Nearly two-thirds of girls aged 10 to 19 participating in the study said that in movies and television, they don’t see enough “female role models,” “strong female characters” or “relatable female characters.”
Compared to their male counterparts, young women aged 15 to 19 are somewhat less likely to describe themselves as “confident” and “brave,” and 57 percent of girls in the study said that they think they are “not listened to,” compared to only 38 percent of boys.
But seeing themselves reflected in superhero characters and other leadership roles can help girls and young women, the study asserts. The overwhelming majority of the girls in the study reported that such female characters help them self-identify with positive descriptors like “strong,” “brave,” “confident” and “motivated.”
The study also found that both girls and boys, as well as their parents, want to see more female characters in leadership roles on screen, with the numbers even higher for girls of color.
There have been only a handful of women in prominent superhero roles, most notably Gal Gadot in DC Comics’ “Wonder Woman,” directed by Patty Jenkins, the first woman to helm a Hollywood superhero franchise.
Set for release in March, Brie Larson will take center stage in “Captain Marvel,” the first female-led solo movie out of Marvel Studios.
Also cited in the study is the importance of women and girls of color in science fiction roles, like Ava DuVernay’s recent Disney adaptation of the classic “A Wrinkle in Time,” featuring Storm Reid, a young black actress, in the lead role.
The study’s authors posit that these movies and shows could help inspire more young girls to enter science and technology fields, where women are underrepresented, further illustrating how on-screen representation matters.

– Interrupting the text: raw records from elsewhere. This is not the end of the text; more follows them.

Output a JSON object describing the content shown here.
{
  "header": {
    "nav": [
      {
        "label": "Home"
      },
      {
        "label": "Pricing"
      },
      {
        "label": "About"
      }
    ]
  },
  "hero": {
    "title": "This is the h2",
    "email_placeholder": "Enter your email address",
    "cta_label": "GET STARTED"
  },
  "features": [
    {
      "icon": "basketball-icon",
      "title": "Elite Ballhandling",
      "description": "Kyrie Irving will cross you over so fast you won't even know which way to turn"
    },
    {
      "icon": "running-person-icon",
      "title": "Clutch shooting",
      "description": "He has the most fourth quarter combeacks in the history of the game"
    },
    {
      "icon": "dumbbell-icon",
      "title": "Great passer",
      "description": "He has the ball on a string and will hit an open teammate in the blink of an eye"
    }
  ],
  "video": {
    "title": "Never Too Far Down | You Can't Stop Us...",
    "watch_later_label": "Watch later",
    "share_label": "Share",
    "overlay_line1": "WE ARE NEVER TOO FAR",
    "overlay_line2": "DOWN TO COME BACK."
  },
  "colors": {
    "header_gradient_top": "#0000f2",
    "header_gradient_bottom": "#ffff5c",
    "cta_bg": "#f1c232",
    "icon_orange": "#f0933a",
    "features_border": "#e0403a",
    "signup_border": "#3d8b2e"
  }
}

“If you can’t see her, you can’t be her,” Sarah Barnett, the president of BBC America, said in a statement. “It’s time to expand what gets seen.”